-- Task to carry out --
All of the entries below should be returned verbatim, apart from the pictures.

Web page and app entries:

[Start of Attachment]

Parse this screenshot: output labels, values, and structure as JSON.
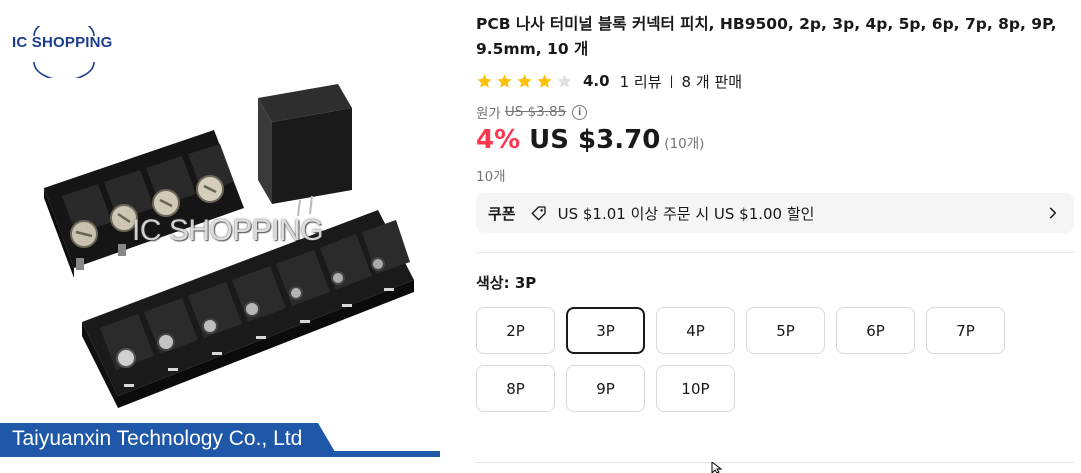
{
  "image": {
    "logo_text": "IC SHOPPING",
    "watermark": "IC SHOPPING",
    "banner_text": "Taiyuanxin Technology Co., Ltd",
    "banner_color": "#1f58a8"
  },
  "product": {
    "title": "PCB 나사 터미널 블록 커넥터 피치, HB9500, 2p, 3p, 4p, 5p, 6p, 7p, 8p, 9P, 9.5mm, 10 개",
    "rating": "4.0",
    "rating_stars": 4,
    "reviews": "1 리뷰",
    "separator": "|",
    "sold": "8 개 판매",
    "original_label": "원가",
    "original_price": "US $3.85",
    "discount": "4%",
    "price": "US $3.70",
    "per_unit": "(10개)",
    "lot": "10개"
  },
  "coupon": {
    "label": "쿠폰",
    "text": "US $1.01 이상 주문 시 US $1.00 할인"
  },
  "color": {
    "label": "색상: 3P",
    "selected": "3P",
    "options": [
      "2P",
      "3P",
      "4P",
      "5P",
      "6P",
      "7P",
      "8P",
      "9P",
      "10P"
    ]
  },
  "colors": {
    "accent": "#fd384f",
    "star": "#ffc107",
    "text": "#191919",
    "muted": "#757575"
  },
  "icons": [
    "info-icon",
    "coupon-tag-icon",
    "chevron-right-icon",
    "star-icon",
    "mouse-cursor-icon"
  ]
}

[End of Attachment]

-- Task output --
Parse this screenshot: output labels, values, and structure as JSON.
{
  "image": {
    "logo_text": "IC SHOPPING",
    "watermark": "IC SHOPPING",
    "banner_text": "Taiyuanxin Technology Co., Ltd",
    "banner_color": "#1f58a8"
  },
  "product": {
    "title": "PCB 나사 터미널 블록 커넥터 피치, HB9500, 2p, 3p, 4p, 5p, 6p, 7p, 8p, 9P, 9.5mm, 10 개",
    "rating": "4.0",
    "rating_stars": 4,
    "reviews": "1 리뷰",
    "separator": "|",
    "sold": "8 개 판매",
    "original_label": "원가",
    "original_price": "US $3.85",
    "discount": "4%",
    "price": "US $3.70",
    "per_unit": "(10개)",
    "lot": "10개"
  },
  "coupon": {
    "label": "쿠폰",
    "text": "US $1.01 이상 주문 시 US $1.00 할인"
  },
  "color": {
    "label": "색상: 3P",
    "selected": "3P",
    "options": [
      "2P",
      "3P",
      "4P",
      "5P",
      "6P",
      "7P",
      "8P",
      "9P",
      "10P"
    ]
  },
  "colors": {
    "accent": "#fd384f",
    "star": "#ffc107",
    "text": "#191919",
    "muted": "#757575"
  },
  "icons": [
    "info-icon",
    "coupon-tag-icon",
    "chevron-right-icon",
    "star-icon",
    "mouse-cursor-icon"
  ]
}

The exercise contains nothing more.